“We’re very curious to see who are these people who are doing this ‘bad thing’, that isn’t really a crime, but it’s also something very emotional and can cause a lot of pain.”
Beresford believes the public pay close attention to high profile affairs because for many people, there’s a sense of “this could be me” – we either identify as someone who might be cheated on, or as someone who might do the cheating.
“It feels like a moral code that is easier to break than some other moral codes, for example, like ‘thou shalt not murder’, so we’re very intrigued to see what will happy next,” she explains.
It’s not unusual for those who’ve had affairs to seek atonement from wider society, so it’s no surprise to see the likes of Hancock and Walsh sign up for ‘I’m A Celeb…’
“It’s very much about seeking understanding from the outside that you’re not a bad person and you were trying to do your best and perhaps you failed,” says Beresford.
But let’s not pretend this is all about making amends. For many, it’s also an opportunity to shift public opinion.
Reality TV “provides an opportunity to wash over previous representations and actions by providing screentime to ‘remake’ their public persona – one which will have undoubtedly been rehearsed and polished by PR teams,” says Victoria Cann, associate professor in humanities at the University of East Anglia.
The reality TV rebrand isn’t reserved for those who’ve had affairs, but anyone seeking to shift the narrative associated with their name.
“Ed Balls probably did this best on Strictly, which drew attention away from his political career, but that format was less intrusive and he could just cavort about with much interrogation of his personal character,” says Helen Wood, professor of media and cultural studies at the University of Lancaster. “Whilst George Galloway got this really wrong on Big Brother playing a pussy cat and licking milk from Rula Lenska’s hand.”
Appearing in a show like I’m A Celeb… presents “opportunities and pitfalls,” she adds, so Walsh and Hancock should tread carefully.
“On the one hand Hancock’s hope will be that we remember a more ‘likeable’ affable face instead of that memorable CCTV image of him groping his political aid.
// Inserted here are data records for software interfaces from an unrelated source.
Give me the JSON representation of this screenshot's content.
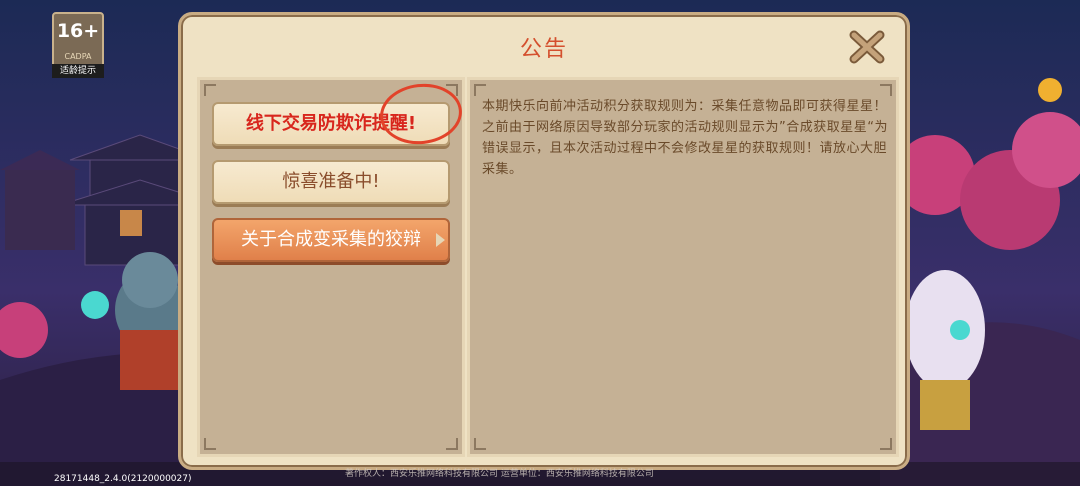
{
  "age_rating": {
    "label": "16+",
    "org": "CADPA",
    "hint": "适龄提示"
  },
  "dialog": {
    "title": "公告",
    "close_icon": "close-x-icon",
    "tabs": [
      {
        "label": "线下交易防欺诈提醒!",
        "state": "normal"
      },
      {
        "label": "惊喜准备中!",
        "state": "normal"
      },
      {
        "label": "关于合成变采集的狡辩",
        "state": "active"
      }
    ],
    "content": "本期快乐向前冲活动积分获取规则为：采集任意物品即可获得星星！之前由于网络原因导致部分玩家的活动规则显示为”合成获取星星“为错误显示，且本次活动过程中不会修改星星的获取规则！请放心大胆采集。"
  },
  "footer": {
    "version": "28171448_2.4.0(2120000027)",
    "copyright": "著作权人：西安乐推网络科技有限公司  运营单位：西安乐推网络科技有限公司"
  },
  "colors": {
    "title": "#d4502e",
    "accent_active": "#e0804a",
    "alert_text": "#d8261d",
    "annotation": "#e2432a"
  }
}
That may work,” she says.
“But on the other hand, tired and in a group of people with alternative opinions and lifestyles, he has to be careful not do or say something cringe-worthy or further intimidating. The audience will take delight in waiting for that too.
“As for Seann, honestly I’d rather see his ex-girlfriend who seems way more interesting – his attempt may well get overshadowed by Hancock’s entrance.”
But Cann points out this redemption tactic can be successful if carefully coordinated, pointing to Love Island’s Adam Collard as an example.
“His behaviour on the show in 2018 was so concerning that Women’s Aid intervened, but on returning to the show in 2022 he was able to finish in 5th place,” she says.
“But we also need to consider the role that race plays in understanding which men get to remake themselves and who will be frozen in the time of their transgression. Sherif Lanre [who was removed from Love Island in 2019] has not enjoyed such opportunities to rebrand.”
It’s worth reiterating that Hancock’s “transgression” was about far more than an affair. It occurred at a time when he was responsible for a public health policy that banned members of the public from saying goodbye to dying relatives in care homes and hospitals.
On the show, he told fellow contestant Charlene White that he wants the public to see a side of him outside of politics: “If I can use this to sort of peel myself back a bit and just be me, it’s better.”
But as Prof Wood points out, it’s worth remembering that reality TV is not always as ‘real’ as it may seem.
“My worry is that the audience might think we’re getting the ‘authentic’ Hancock here,” she says. “And if I’m honest, I think we’ve already seen that.”
This article originally appeared on HuffPost UK and has been updated.